Righty limits damage in bases-loaded, no outs jam to keep Rangers in front

Barnette comes up big to escape pivotal 6th

ARLINGTON -- Right-hander Tony Barnette was the closer for the Yakult Swallows and had 41 saves last season. Now with the Rangers, Barnette has turned into a utility reliever, a guy who can pitch in any situation and in any part of the ballgame.

On Wednesday afternoon, Barnette was needed in the sixth inning, entering the game with the bases loaded, nobody out and the Rangers leading 7-5 over the Angels. Barnette's ability to get out of the inning with the Rangers still in the lead was a huge moment in their 15-9 victory at Globe Life Park.

"Huge," manager Jeff Banister said. "Otherwise it could have been a different story."

The Rangers needed six pitchers to subdue the Angels. Colby Lewis earned the victory despite allowing six runs in five innings and Banister decided to use closer Sam Dyson in the ninth despite having a six-run lead.

"It's not how we drew it up, but with a day off [Thursday], we needed to shut that down," Banister said.

Barnette did exactly that in the sixth. Lewis started off the inning by giving up singles to C.J. Cron and Johnny Giavotella. Left-hander Alex Claudio came in and gave up a single to Rafael Ortega, loading the bases. That's when Banister brought in Barnette.

"In that situation, you just try to get out of there with minimal damage," Barnette said. "The game is on the line, so you try to be aggressive and throw quality strikes. It's a big spot so you have to hunker down."

Barnette did that. A sacrifice fly by Jett Bandy scored one run to make it 7-6. But Barnette retired Gregorio Petit on a fly to right and Yunel Escobar on a grounder to end the inning.

"He did a good job limiting the damage in a big part of the game," catcher Bobby Wilson said. "By doing that, it kept us in the lead and allowed us to get back on the offensive side."

The Rangers responded with four runs in the bottom of the inning and Barnette completed his day of work by retiring Kole Calhoun, Mike Trout and Albert Pujols in the seventh.

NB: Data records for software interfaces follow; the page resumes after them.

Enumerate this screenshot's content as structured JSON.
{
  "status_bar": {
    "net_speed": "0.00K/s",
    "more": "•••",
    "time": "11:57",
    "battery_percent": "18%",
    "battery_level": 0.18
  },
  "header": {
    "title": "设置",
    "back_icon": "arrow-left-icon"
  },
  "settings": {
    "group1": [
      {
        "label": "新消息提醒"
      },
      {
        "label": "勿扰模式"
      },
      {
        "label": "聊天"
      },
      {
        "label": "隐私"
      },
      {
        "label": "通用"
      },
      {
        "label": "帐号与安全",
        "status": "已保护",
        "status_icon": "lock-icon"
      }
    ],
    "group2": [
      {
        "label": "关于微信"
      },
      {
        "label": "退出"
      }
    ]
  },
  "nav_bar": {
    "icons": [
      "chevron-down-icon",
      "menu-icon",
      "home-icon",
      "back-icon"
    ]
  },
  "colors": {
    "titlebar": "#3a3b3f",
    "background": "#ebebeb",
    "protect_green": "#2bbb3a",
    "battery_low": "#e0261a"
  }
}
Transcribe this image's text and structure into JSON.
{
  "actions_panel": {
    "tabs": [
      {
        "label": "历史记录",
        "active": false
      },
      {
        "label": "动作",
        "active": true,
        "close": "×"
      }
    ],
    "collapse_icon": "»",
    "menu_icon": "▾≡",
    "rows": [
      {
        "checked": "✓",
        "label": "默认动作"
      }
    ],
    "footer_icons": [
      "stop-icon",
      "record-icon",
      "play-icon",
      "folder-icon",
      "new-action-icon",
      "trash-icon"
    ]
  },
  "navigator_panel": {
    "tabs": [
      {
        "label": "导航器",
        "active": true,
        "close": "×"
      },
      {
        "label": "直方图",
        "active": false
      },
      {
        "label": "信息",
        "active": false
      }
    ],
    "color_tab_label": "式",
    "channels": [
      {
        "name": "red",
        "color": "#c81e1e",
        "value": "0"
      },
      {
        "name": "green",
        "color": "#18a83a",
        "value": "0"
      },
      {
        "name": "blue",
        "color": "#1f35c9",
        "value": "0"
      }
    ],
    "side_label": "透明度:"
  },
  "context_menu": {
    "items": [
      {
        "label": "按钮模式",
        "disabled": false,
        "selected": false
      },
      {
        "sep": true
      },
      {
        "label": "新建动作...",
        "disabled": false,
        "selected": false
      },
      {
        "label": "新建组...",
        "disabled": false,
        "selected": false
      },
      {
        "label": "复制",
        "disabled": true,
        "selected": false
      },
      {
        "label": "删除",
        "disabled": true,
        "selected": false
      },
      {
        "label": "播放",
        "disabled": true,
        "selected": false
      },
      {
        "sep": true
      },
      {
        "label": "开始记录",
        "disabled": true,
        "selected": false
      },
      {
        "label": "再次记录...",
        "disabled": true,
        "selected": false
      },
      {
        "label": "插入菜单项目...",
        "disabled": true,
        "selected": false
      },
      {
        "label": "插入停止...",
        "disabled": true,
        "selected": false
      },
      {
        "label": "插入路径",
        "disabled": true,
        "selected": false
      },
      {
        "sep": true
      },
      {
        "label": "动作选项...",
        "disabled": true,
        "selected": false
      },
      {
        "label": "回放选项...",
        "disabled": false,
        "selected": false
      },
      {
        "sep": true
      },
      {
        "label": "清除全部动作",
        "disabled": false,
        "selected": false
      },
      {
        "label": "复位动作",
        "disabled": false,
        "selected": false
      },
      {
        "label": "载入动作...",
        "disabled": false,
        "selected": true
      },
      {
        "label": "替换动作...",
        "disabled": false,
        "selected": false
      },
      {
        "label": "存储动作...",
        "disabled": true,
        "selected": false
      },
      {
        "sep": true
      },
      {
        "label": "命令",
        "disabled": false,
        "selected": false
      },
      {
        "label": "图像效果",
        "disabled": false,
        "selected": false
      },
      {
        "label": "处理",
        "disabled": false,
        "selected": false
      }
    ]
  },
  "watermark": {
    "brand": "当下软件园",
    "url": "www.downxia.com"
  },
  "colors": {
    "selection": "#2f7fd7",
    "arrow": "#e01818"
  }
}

"My approach is that I have to get the outs that [Banister] asks me to get, whether it's one out or six," Barnette said. "I have been pitching quite awhile and have been in a lot of situations. … You just give it all you've got whether it's one out or six."

Over his last 12 games, Barnette is 3-1 with a 0.77 ERA. Over that stretch, he has held opposing hitters to 2-for-13 with runners in scoring position.

"He's a high energy guy who pitches with a lot of emotion and flair," Banister said. "That's what makes him good. We like it."

T.R. Sullivan has covered the Rangers since 1989, and for since 2006. Follow him on Twitter @Sullivan_Ranger and listen to his podcast. This story was not subject to the approval of Major League Baseball or its clubs.